Save Your Tax Refunds
It might be tempting to indulge with the money you get back after filing your income tax, but putting the money directly into your savings or emergency fund will serve you much better. Remember, your income tax refund isn’t a windfall of free money, it’s the return of money you overpaid in taxes, money that otherwise would have been a part of your regular budget.
Assess and Adjust
One of the most important things to do when making any changes to your budget or savings plan is to take the time to review and adjust your strategy along the way. When you are first getting established with a new budget or savings plan, you should be reviewing your finances against it as frequently as once per week, with a more in depth review at the end of each month.
Don’t be hesitant to make changes as needed, your budget should be working in service of your financial goals and meeting your needs. As you get comfortable, you can limit your budget review check ins to once a month, but if you make big changes be sure to switch back to more regular reviews.
Tips for Success
Keep it Liquid
When the time comes that you need to use your emergency fund, you will want to be able to access it quickly and easily.
Keep the funds in a savings account which you can access through a debit card as well as with cheques, so no matter what you need the money for, you can put it to use without difficulty.
While your funds should be accessible, it’s a good idea to keep them separated from your regular accounts so that you do not use them by accident and are not tempted to put them towards non-emergency purposes.
Set Up a Short Term and Long Term Fund
Once you have a decent amount of money put away, you should consider splitting your emergency fund in two. Creating a short term and long term emergency fund allows you to get the best return on the money you have saved without keeping it out of reach when you need it.
Your short term emergency fund should be kept in its own savings account that you can access immediately should you need to, while long term emergency fund may be tucked away in investments or an account that provides you with higher returns but takes longer to access.
Set Up Automatic Deposits
You might be surprised at how easy it is to put money away once you’ve automated the process. Setting up automatic deposits for your emergency fund saves you the trouble of having to manually transfer the money each time you get paid, and it can make it easier to save by taking the money off your mind.
If the funds are automatically deposited, you are less likely to count them as part of your income, and as a result you won’t be as tempted to dip into the money for other purposes.

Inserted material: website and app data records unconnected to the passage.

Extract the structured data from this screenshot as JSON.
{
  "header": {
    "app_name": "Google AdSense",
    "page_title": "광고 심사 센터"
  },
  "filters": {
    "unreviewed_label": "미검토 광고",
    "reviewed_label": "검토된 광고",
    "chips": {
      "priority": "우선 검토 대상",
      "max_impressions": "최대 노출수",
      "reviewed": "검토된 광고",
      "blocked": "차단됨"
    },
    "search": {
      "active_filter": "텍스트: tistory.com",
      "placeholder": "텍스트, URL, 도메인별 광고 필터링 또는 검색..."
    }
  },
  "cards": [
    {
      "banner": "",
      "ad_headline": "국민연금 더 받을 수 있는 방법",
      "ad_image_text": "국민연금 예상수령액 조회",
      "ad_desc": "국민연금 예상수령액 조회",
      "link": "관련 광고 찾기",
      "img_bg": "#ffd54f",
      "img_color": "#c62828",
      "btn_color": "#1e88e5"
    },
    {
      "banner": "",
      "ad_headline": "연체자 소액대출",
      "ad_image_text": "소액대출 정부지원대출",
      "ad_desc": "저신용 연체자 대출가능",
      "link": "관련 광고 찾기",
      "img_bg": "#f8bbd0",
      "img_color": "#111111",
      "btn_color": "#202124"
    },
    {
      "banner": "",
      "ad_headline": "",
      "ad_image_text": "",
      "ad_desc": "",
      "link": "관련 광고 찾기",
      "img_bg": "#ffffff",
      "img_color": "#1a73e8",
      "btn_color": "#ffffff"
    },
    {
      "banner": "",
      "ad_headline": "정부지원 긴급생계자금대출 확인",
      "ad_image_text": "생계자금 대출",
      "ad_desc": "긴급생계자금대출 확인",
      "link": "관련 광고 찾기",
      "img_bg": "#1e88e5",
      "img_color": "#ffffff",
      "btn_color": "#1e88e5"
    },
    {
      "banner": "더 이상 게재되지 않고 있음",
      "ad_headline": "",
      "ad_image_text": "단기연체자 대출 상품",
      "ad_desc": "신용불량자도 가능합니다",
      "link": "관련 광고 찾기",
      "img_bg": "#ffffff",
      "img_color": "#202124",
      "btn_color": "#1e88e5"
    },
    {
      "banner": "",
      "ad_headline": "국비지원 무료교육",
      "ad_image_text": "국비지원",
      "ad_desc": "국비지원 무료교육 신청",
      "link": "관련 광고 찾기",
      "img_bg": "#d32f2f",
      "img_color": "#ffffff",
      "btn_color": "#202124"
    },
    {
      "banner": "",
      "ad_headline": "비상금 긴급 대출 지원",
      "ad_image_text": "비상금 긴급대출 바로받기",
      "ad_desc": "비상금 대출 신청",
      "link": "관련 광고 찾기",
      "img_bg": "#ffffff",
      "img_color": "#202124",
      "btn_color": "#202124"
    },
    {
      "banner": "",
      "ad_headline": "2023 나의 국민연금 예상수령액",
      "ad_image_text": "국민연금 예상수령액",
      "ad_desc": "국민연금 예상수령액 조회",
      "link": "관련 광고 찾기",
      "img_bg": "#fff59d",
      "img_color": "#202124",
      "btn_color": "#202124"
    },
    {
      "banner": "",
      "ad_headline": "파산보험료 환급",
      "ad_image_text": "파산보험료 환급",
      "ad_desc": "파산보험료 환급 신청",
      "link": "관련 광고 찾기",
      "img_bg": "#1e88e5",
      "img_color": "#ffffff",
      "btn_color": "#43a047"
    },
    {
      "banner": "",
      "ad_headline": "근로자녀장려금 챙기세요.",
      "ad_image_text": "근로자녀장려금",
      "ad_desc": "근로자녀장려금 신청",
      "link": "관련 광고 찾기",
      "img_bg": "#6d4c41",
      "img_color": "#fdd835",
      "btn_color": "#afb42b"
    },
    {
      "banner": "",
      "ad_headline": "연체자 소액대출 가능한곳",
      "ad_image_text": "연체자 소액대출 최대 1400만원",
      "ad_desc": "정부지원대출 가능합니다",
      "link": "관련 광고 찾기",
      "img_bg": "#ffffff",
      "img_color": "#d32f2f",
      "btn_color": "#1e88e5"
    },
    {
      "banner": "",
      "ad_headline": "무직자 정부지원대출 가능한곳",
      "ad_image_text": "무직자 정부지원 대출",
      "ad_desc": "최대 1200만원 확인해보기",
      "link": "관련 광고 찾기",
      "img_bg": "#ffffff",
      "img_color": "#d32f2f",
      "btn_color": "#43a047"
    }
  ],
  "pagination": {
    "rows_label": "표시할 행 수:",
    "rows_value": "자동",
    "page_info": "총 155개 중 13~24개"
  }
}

What Doesn’t Qualify as an Emergency?
A simple way to tell if something is truly worth dipping into your emergency fund is to ask yourself the following questions:
- Is the expense unexpected?
- Is it an absolutely necessary expense?
- Does the situation need to be resolved urgently?
If you answer yes to two or more of these questions, you are probably dealing with an emergency, but use your discretion. If you are honest with yourself, you probably know that the great deal on that new TV you’ve been wanting doesn’t really qualify as an emergency, but flying out to see your sick grandmother in the hospital does.
An emergency fund is truly one of the most important things you can have in your financial portfolio. It doesn’t just cover sudden expenses, it provides you with peace of mind when you need it most, and removes a lot of the stress from what is already a difficult situation. Having an emergency fund gives you the financial freedom you need to provide your family with the best possible care and standard of living while keeping you out of debt and on track with your budget, and that’s something you can’t put a value on.
Download our FREE
“Personal Finance Blueprint”
Learn everything you need to know to build wealth. From savings to budgeting tips to knowing your net worth, calculate your debt to income ratio, and understand the basics of investing